Without mentioning Israel, the deputy head of Iran's armed forces, Mohammed Hejazi, said: ''We are no longer willing to wait for enemy action to be launched against us.
''Our strategy now is that if we feel our enemies want to endanger Iran's national interests, and want to decide to do that, we will act without waiting for their actions … We enjoy the ability to show them all types of confrontation in case of a foolish act by the Zionist regime.''
It was unclear with what authority General Hejazi spoke.
The apparent threat came as international nuclear inspectors declared their latest mission to Iran a failure after Tehran blocked access to a military site south-east of the capital.

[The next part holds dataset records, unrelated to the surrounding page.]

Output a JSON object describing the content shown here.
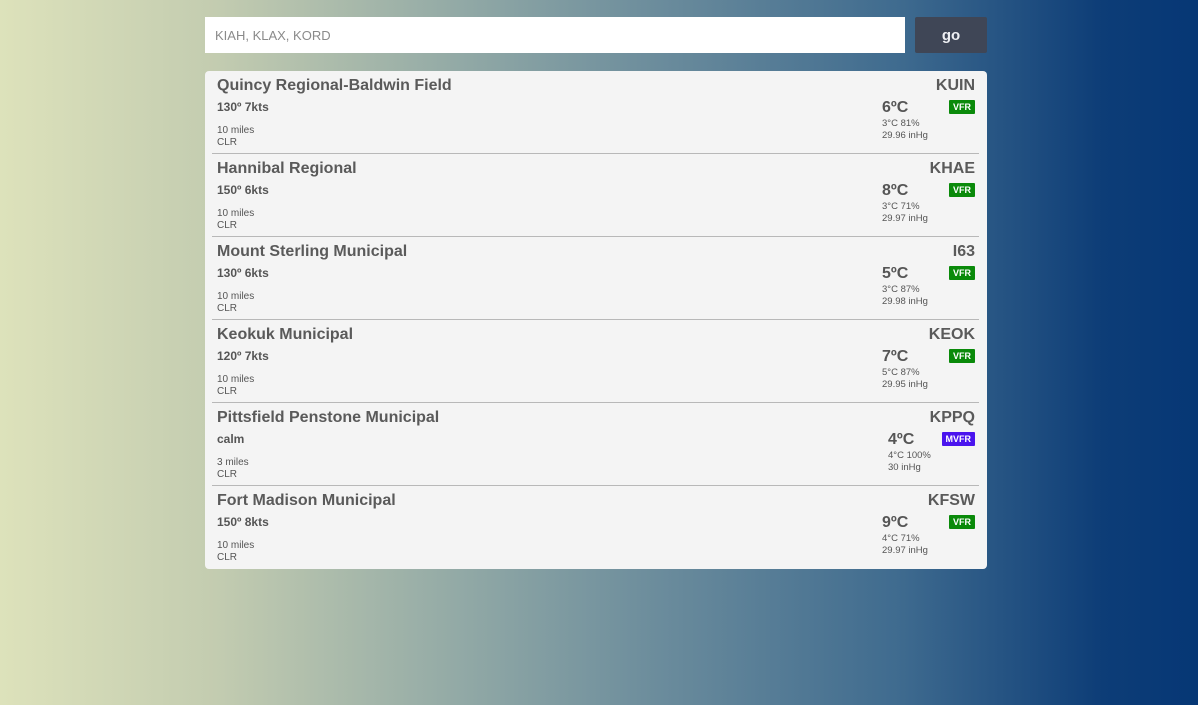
{
  "search": {
    "placeholder": "KIAH, KLAX, KORD",
    "value": "",
    "button_label": "go"
  },
  "colors": {
    "vfr": "#0a8a0a",
    "mvfr": "#4a14ee",
    "button": "#3f4656"
  },
  "stations": [
    {
      "name": "Quincy Regional-Baldwin Field",
      "id": "KUIN",
      "wind": "130º 7kts",
      "visibility": "10 miles",
      "sky": "CLR",
      "temp": "6ºC",
      "dew_humidity": "3°C 81%",
      "altimeter": "29.96 inHg",
      "category": "VFR"
    },
    {
      "name": "Hannibal Regional",
      "id": "KHAE",
      "wind": "150º 6kts",
      "visibility": "10 miles",
      "sky": "CLR",
      "temp": "8ºC",
      "dew_humidity": "3°C 71%",
      "altimeter": "29.97 inHg",
      "category": "VFR"
    },
    {
      "name": "Mount Sterling Municipal",
      "id": "I63",
      "wind": "130º 6kts",
      "visibility": "10 miles",
      "sky": "CLR",
      "temp": "5ºC",
      "dew_humidity": "3°C 87%",
      "altimeter": "29.98 inHg",
      "category": "VFR"
    },
    {
      "name": "Keokuk Municipal",
      "id": "KEOK",
      "wind": "120º 7kts",
      "visibility": "10 miles",
      "sky": "CLR",
      "temp": "7ºC",
      "dew_humidity": "5°C 87%",
      "altimeter": "29.95 inHg",
      "category": "VFR"
    },
    {
      "name": "Pittsfield Penstone Municipal",
      "id": "KPPQ",
      "wind": "calm",
      "visibility": "3 miles",
      "sky": "CLR",
      "temp": "4ºC",
      "dew_humidity": "4°C 100%",
      "altimeter": "30 inHg",
      "category": "MVFR"
    },
    {
      "name": "Fort Madison Municipal",
      "id": "KFSW",
      "wind": "150º 8kts",
      "visibility": "10 miles",
      "sky": "CLR",
      "temp": "9ºC",
      "dew_humidity": "4°C 71%",
      "altimeter": "29.97 inHg",
      "category": "VFR"
    }
  ]
}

The International Atomic Energy Agency team had been locked in two days of discussions on the possible military dimensions of the country's nuclear program, and had unsuccessfully requested access to the site at Parchin.
''It is disappointing that Iran did not accept our request to visit Parchin during the first or second meetings,'' IAEA director-general Yukiya Amano said. ''We engaged in a constructive spirit, but no agreement was reached.''
It is suspected that the facility at Parchin is used to test explosives related to nuclear weapons. IAEA inspectors unsuccessfully requested access to Parchin in January.
The team had also tried to reach agreement on a document that aimed to clarify ''unresolved issues in connection with Iran's nuclear program''. That too was not possible, he said.
Iran's envoy to the IAEA, Ali Asghar Soltanieh, was quoted by Iranian news agency ISNA as saying the talks had been intensive and covered ''co-operation and mutual understanding between Iran and the IAEA''.
The inspectors' mission came as top Israeli and US military and security officials met to discuss Iran's nuclear program.
US officials have been in Israel this week warning against military action against Iran. The US officials were dealing with a hostile reaction in Israel after comments this week made by the chairman of the US Joint Chiefs of Staff.
General Martin Dempsey told CNN that the US had told Israel that a strike against Iran would be ''destabilising'' and ''not prudent'', and that Iran had not yet decided whether to build a nuclear weapon.
He told the network that the US had, to date, been unable to persuade Israel not to attack Iran. Israel publicly rebuked the US over its stance.
''We made it clear to [US national security adviser Tom] Donilon that all those statements and briefings only served the Iranians,'' a senior Israeli official told Haaretz newspaper. ''The Iranians see there's controversy between the United States and Israel, and that the Americans object to a military act. That reduces the pressure on them.''
The White House said the US and Israel had a common goal: to prevent Iran from developing nuclear weapons.
The Obama administration believed there was sufficient time to resolve the dispute with Iran through negotiations and intensifying sanctions, the White House press secretary, Jay Carney, said.